The word ‘debt’ has become synonymous with ‘Eurozone crisis’, ‘Greece’, ‘recession’ and ‘default’. It conjures up visions of grey suits and number-crunching, police in riot gear, austerity and anxiety. There are other kinds of debts, however, and it can be good to remember them. Here is a random list of some of mine which you can compare with your own:
I am indebted to my ancestors, not just my parents, for pretty well everything attributable to nature and nurture, from my awkwardness of person to love of country, language and Faith; to my first teachers, for opening up the mysteries of reading, writing and arithmetic, so making possible the intellectual discoveries of later years; to friends, for rubbing a few rough edges off me and enriching life with their kindness and giftedness; to my employers, for convincing me that I was not cut out to be a banker for ever; to my community, for accepting me and showing me the possibility of holiness; to those I meet online or off, who challenge or comfort, as occasion demands.
These are debts that cannot be measured in pounds and pence but which shape our lives as much, if not more than, economic circumstances; and the interesting thing is that they are debts we can acknowledge gratefully, even gladly.

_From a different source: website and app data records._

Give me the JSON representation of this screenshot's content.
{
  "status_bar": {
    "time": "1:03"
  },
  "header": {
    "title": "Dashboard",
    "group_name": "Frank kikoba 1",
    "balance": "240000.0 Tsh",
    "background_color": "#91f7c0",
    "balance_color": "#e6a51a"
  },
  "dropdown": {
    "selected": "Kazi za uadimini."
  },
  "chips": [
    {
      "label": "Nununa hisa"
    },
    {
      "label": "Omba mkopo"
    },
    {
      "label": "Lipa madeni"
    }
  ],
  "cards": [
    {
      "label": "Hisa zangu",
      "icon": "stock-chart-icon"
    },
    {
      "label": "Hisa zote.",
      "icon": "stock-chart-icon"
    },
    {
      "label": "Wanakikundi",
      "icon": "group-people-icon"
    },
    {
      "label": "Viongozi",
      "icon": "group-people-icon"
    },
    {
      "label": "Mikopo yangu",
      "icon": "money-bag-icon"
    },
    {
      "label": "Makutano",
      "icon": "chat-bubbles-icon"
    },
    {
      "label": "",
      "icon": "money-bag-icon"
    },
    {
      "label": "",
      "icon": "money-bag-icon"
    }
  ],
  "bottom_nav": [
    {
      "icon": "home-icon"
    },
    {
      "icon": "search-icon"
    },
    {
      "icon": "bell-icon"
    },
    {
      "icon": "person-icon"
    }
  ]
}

Each one of us is capable of repaying them, if we are willing to make the effort. That is part of the glory of being human.